Task instructions: What is needed is a word-for-word copy of all the entries, minus the pictures.

Data records for software interfaces
=== Begin Enclosure ===
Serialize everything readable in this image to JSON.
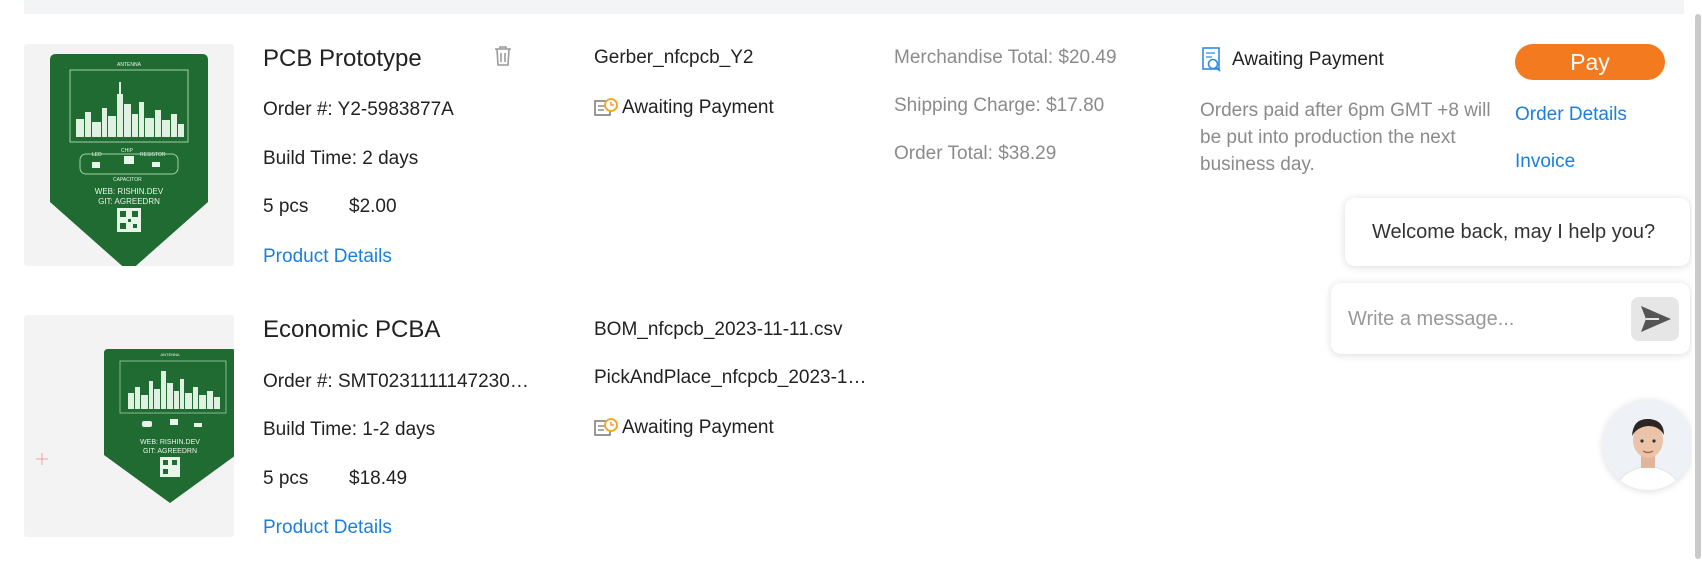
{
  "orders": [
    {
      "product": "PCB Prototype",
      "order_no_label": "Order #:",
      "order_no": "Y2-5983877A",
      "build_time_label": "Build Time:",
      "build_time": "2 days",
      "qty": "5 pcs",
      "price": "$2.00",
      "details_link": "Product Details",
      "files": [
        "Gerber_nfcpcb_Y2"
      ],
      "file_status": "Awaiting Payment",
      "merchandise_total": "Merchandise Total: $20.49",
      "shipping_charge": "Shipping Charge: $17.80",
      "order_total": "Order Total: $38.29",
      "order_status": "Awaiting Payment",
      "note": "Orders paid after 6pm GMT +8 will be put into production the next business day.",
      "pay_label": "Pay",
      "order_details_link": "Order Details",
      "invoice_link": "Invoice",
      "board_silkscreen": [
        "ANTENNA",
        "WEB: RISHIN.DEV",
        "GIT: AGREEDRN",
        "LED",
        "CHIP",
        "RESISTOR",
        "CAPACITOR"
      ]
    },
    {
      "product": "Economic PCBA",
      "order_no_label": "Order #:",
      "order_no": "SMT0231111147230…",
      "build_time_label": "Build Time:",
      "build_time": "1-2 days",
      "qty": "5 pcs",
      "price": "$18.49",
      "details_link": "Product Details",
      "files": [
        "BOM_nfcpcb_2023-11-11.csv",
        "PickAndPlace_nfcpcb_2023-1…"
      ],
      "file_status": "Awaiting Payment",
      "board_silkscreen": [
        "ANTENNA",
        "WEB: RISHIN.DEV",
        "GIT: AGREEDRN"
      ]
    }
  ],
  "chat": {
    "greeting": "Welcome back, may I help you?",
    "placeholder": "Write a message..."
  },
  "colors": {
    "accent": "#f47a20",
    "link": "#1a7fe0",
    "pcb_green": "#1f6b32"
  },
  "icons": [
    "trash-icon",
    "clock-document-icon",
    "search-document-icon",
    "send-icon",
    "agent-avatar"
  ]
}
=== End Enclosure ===
Finished exercise:
Serialize everything readable in this image to JSON.
{
  "orders": [
    {
      "product": "PCB Prototype",
      "order_no_label": "Order #:",
      "order_no": "Y2-5983877A",
      "build_time_label": "Build Time:",
      "build_time": "2 days",
      "qty": "5 pcs",
      "price": "$2.00",
      "details_link": "Product Details",
      "files": [
        "Gerber_nfcpcb_Y2"
      ],
      "file_status": "Awaiting Payment",
      "merchandise_total": "Merchandise Total: $20.49",
      "shipping_charge": "Shipping Charge: $17.80",
      "order_total": "Order Total: $38.29",
      "order_status": "Awaiting Payment",
      "note": "Orders paid after 6pm GMT +8 will be put into production the next business day.",
      "pay_label": "Pay",
      "order_details_link": "Order Details",
      "invoice_link": "Invoice",
      "board_silkscreen": [
        "ANTENNA",
        "WEB: RISHIN.DEV",
        "GIT: AGREEDRN",
        "LED",
        "CHIP",
        "RESISTOR",
        "CAPACITOR"
      ]
    },
    {
      "product": "Economic PCBA",
      "order_no_label": "Order #:",
      "order_no": "SMT0231111147230…",
      "build_time_label": "Build Time:",
      "build_time": "1-2 days",
      "qty": "5 pcs",
      "price": "$18.49",
      "details_link": "Product Details",
      "files": [
        "BOM_nfcpcb_2023-11-11.csv",
        "PickAndPlace_nfcpcb_2023-1…"
      ],
      "file_status": "Awaiting Payment",
      "board_silkscreen": [
        "ANTENNA",
        "WEB: RISHIN.DEV",
        "GIT: AGREEDRN"
      ]
    }
  ],
  "chat": {
    "greeting": "Welcome back, may I help you?",
    "placeholder": "Write a message..."
  },
  "colors": {
    "accent": "#f47a20",
    "link": "#1a7fe0",
    "pcb_green": "#1f6b32"
  },
  "icons": [
    "trash-icon",
    "clock-document-icon",
    "search-document-icon",
    "send-icon",
    "agent-avatar"
  ]
}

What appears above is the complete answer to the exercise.